## What to do
Repeat each entry as written and leave the images out of the copy.

## Provided entries
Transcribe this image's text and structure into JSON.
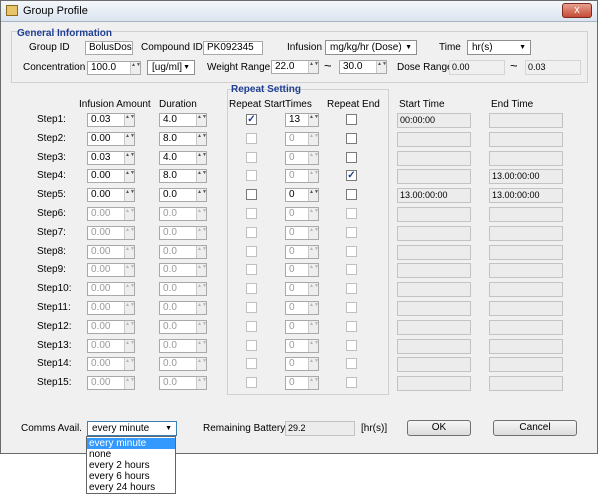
{
  "window": {
    "title": "Group Profile",
    "close_label": "x"
  },
  "general": {
    "section_title": "General Information",
    "group_id_label": "Group ID",
    "group_id_value": "BolusDoseR",
    "compound_id_label": "Compound ID",
    "compound_id_value": "PK092345",
    "infusion_label": "Infusion",
    "infusion_unit": "mg/kg/hr (Dose)",
    "time_label": "Time",
    "time_unit": "hr(s)",
    "concentration_label": "Concentration",
    "concentration_value": "100.0",
    "concentration_unit": "[ug/ml]",
    "weight_range_label": "Weight Range",
    "weight_min": "22.0",
    "weight_sep": "~",
    "weight_max": "30.0",
    "dose_range_label": "Dose Range",
    "dose_min": "0.00",
    "dose_sep": "~",
    "dose_max": "0.03"
  },
  "headers": {
    "infusion_amount": "Infusion Amount",
    "duration": "Duration",
    "repeat_setting": "Repeat Setting",
    "repeat_start": "Repeat Start",
    "times": "Times",
    "repeat_end": "Repeat End",
    "start_time": "Start Time",
    "end_time": "End Time"
  },
  "steps": [
    {
      "label": "Step1:",
      "amount": "0.03",
      "duration": "4.0",
      "repeat_start": true,
      "times": "13",
      "repeat_end": false,
      "start": "00:00:00",
      "end": "",
      "enabled": true
    },
    {
      "label": "Step2:",
      "amount": "0.00",
      "duration": "8.0",
      "repeat_start": false,
      "times": "0",
      "repeat_end": false,
      "start": "",
      "end": "",
      "enabled": true
    },
    {
      "label": "Step3:",
      "amount": "0.03",
      "duration": "4.0",
      "repeat_start": false,
      "times": "0",
      "repeat_end": false,
      "start": "",
      "end": "",
      "enabled": true
    },
    {
      "label": "Step4:",
      "amount": "0.00",
      "duration": "8.0",
      "repeat_start": false,
      "times": "0",
      "repeat_end": true,
      "start": "",
      "end": "13.00:00:00",
      "enabled": true
    },
    {
      "label": "Step5:",
      "amount": "0.00",
      "duration": "0.0",
      "repeat_start": false,
      "times": "0",
      "repeat_end": false,
      "start": "13.00:00:00",
      "end": "13.00:00:00",
      "enabled": true
    },
    {
      "label": "Step6:",
      "amount": "0.00",
      "duration": "0.0",
      "repeat_start": false,
      "times": "0",
      "repeat_end": false,
      "start": "",
      "end": "",
      "enabled": false
    },
    {
      "label": "Step7:",
      "amount": "0.00",
      "duration": "0.0",
      "repeat_start": false,
      "times": "0",
      "repeat_end": false,
      "start": "",
      "end": "",
      "enabled": false
    },
    {
      "label": "Step8:",
      "amount": "0.00",
      "duration": "0.0",
      "repeat_start": false,
      "times": "0",
      "repeat_end": false,
      "start": "",
      "end": "",
      "enabled": false
    },
    {
      "label": "Step9:",
      "amount": "0.00",
      "duration": "0.0",
      "repeat_start": false,
      "times": "0",
      "repeat_end": false,
      "start": "",
      "end": "",
      "enabled": false
    },
    {
      "label": "Step10:",
      "amount": "0.00",
      "duration": "0.0",
      "repeat_start": false,
      "times": "0",
      "repeat_end": false,
      "start": "",
      "end": "",
      "enabled": false
    },
    {
      "label": "Step11:",
      "amount": "0.00",
      "duration": "0.0",
      "repeat_start": false,
      "times": "0",
      "repeat_end": false,
      "start": "",
      "end": "",
      "enabled": false
    },
    {
      "label": "Step12:",
      "amount": "0.00",
      "duration": "0.0",
      "repeat_start": false,
      "times": "0",
      "repeat_end": false,
      "start": "",
      "end": "",
      "enabled": false
    },
    {
      "label": "Step13:",
      "amount": "0.00",
      "duration": "0.0",
      "repeat_start": false,
      "times": "0",
      "repeat_end": false,
      "start": "",
      "end": "",
      "enabled": false
    },
    {
      "label": "Step14:",
      "amount": "0.00",
      "duration": "0.0",
      "repeat_start": false,
      "times": "0",
      "repeat_end": false,
      "start": "",
      "end": "",
      "enabled": false
    },
    {
      "label": "Step15:",
      "amount": "0.00",
      "duration": "0.0",
      "repeat_start": false,
      "times": "0",
      "repeat_end": false,
      "start": "",
      "end": "",
      "enabled": false
    }
  ],
  "footer": {
    "comms_label": "Comms Avail.",
    "comms_value": "every  minute",
    "comms_options": [
      "every  minute",
      "none",
      "every  2 hours",
      "every  6 hours",
      "every 24 hours"
    ],
    "battery_label": "Remaining Battery",
    "battery_value": "29.2",
    "battery_unit": "[hr(s)]",
    "ok_label": "OK",
    "cancel_label": "Cancel"
  },
  "icons": {
    "check_glyph": "✓",
    "spin_glyph": "▲▼",
    "dropdown_glyph": "▼"
  }
}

## Solved problem
Transcribe this image's text and structure into JSON.
{
  "window": {
    "title": "Group Profile",
    "close_label": "x"
  },
  "general": {
    "section_title": "General Information",
    "group_id_label": "Group ID",
    "group_id_value": "BolusDoseR",
    "compound_id_label": "Compound ID",
    "compound_id_value": "PK092345",
    "infusion_label": "Infusion",
    "infusion_unit": "mg/kg/hr (Dose)",
    "time_label": "Time",
    "time_unit": "hr(s)",
    "concentration_label": "Concentration",
    "concentration_value": "100.0",
    "concentration_unit": "[ug/ml]",
    "weight_range_label": "Weight Range",
    "weight_min": "22.0",
    "weight_sep": "~",
    "weight_max": "30.0",
    "dose_range_label": "Dose Range",
    "dose_min": "0.00",
    "dose_sep": "~",
    "dose_max": "0.03"
  },
  "headers": {
    "infusion_amount": "Infusion Amount",
    "duration": "Duration",
    "repeat_setting": "Repeat Setting",
    "repeat_start": "Repeat Start",
    "times": "Times",
    "repeat_end": "Repeat End",
    "start_time": "Start Time",
    "end_time": "End Time"
  },
  "steps": [
    {
      "label": "Step1:",
      "amount": "0.03",
      "duration": "4.0",
      "repeat_start": true,
      "times": "13",
      "repeat_end": false,
      "start": "00:00:00",
      "end": "",
      "enabled": true
    },
    {
      "label": "Step2:",
      "amount": "0.00",
      "duration": "8.0",
      "repeat_start": false,
      "times": "0",
      "repeat_end": false,
      "start": "",
      "end": "",
      "enabled": true
    },
    {
      "label": "Step3:",
      "amount": "0.03",
      "duration": "4.0",
      "repeat_start": false,
      "times": "0",
      "repeat_end": false,
      "start": "",
      "end": "",
      "enabled": true
    },
    {
      "label": "Step4:",
      "amount": "0.00",
      "duration": "8.0",
      "repeat_start": false,
      "times": "0",
      "repeat_end": true,
      "start": "",
      "end": "13.00:00:00",
      "enabled": true
    },
    {
      "label": "Step5:",
      "amount": "0.00",
      "duration": "0.0",
      "repeat_start": false,
      "times": "0",
      "repeat_end": false,
      "start": "13.00:00:00",
      "end": "13.00:00:00",
      "enabled": true
    },
    {
      "label": "Step6:",
      "amount": "0.00",
      "duration": "0.0",
      "repeat_start": false,
      "times": "0",
      "repeat_end": false,
      "start": "",
      "end": "",
      "enabled": false
    },
    {
      "label": "Step7:",
      "amount": "0.00",
      "duration": "0.0",
      "repeat_start": false,
      "times": "0",
      "repeat_end": false,
      "start": "",
      "end": "",
      "enabled": false
    },
    {
      "label": "Step8:",
      "amount": "0.00",
      "duration": "0.0",
      "repeat_start": false,
      "times": "0",
      "repeat_end": false,
      "start": "",
      "end": "",
      "enabled": false
    },
    {
      "label": "Step9:",
      "amount": "0.00",
      "duration": "0.0",
      "repeat_start": false,
      "times": "0",
      "repeat_end": false,
      "start": "",
      "end": "",
      "enabled": false
    },
    {
      "label": "Step10:",
      "amount": "0.00",
      "duration": "0.0",
      "repeat_start": false,
      "times": "0",
      "repeat_end": false,
      "start": "",
      "end": "",
      "enabled": false
    },
    {
      "label": "Step11:",
      "amount": "0.00",
      "duration": "0.0",
      "repeat_start": false,
      "times": "0",
      "repeat_end": false,
      "start": "",
      "end": "",
      "enabled": false
    },
    {
      "label": "Step12:",
      "amount": "0.00",
      "duration": "0.0",
      "repeat_start": false,
      "times": "0",
      "repeat_end": false,
      "start": "",
      "end": "",
      "enabled": false
    },
    {
      "label": "Step13:",
      "amount": "0.00",
      "duration": "0.0",
      "repeat_start": false,
      "times": "0",
      "repeat_end": false,
      "start": "",
      "end": "",
      "enabled": false
    },
    {
      "label": "Step14:",
      "amount": "0.00",
      "duration": "0.0",
      "repeat_start": false,
      "times": "0",
      "repeat_end": false,
      "start": "",
      "end": "",
      "enabled": false
    },
    {
      "label": "Step15:",
      "amount": "0.00",
      "duration": "0.0",
      "repeat_start": false,
      "times": "0",
      "repeat_end": false,
      "start": "",
      "end": "",
      "enabled": false
    }
  ],
  "footer": {
    "comms_label": "Comms Avail.",
    "comms_value": "every  minute",
    "comms_options": [
      "every  minute",
      "none",
      "every  2 hours",
      "every  6 hours",
      "every 24 hours"
    ],
    "battery_label": "Remaining Battery",
    "battery_value": "29.2",
    "battery_unit": "[hr(s)]",
    "ok_label": "OK",
    "cancel_label": "Cancel"
  },
  "icons": {
    "check_glyph": "✓",
    "spin_glyph": "▲▼",
    "dropdown_glyph": "▼"
  }
}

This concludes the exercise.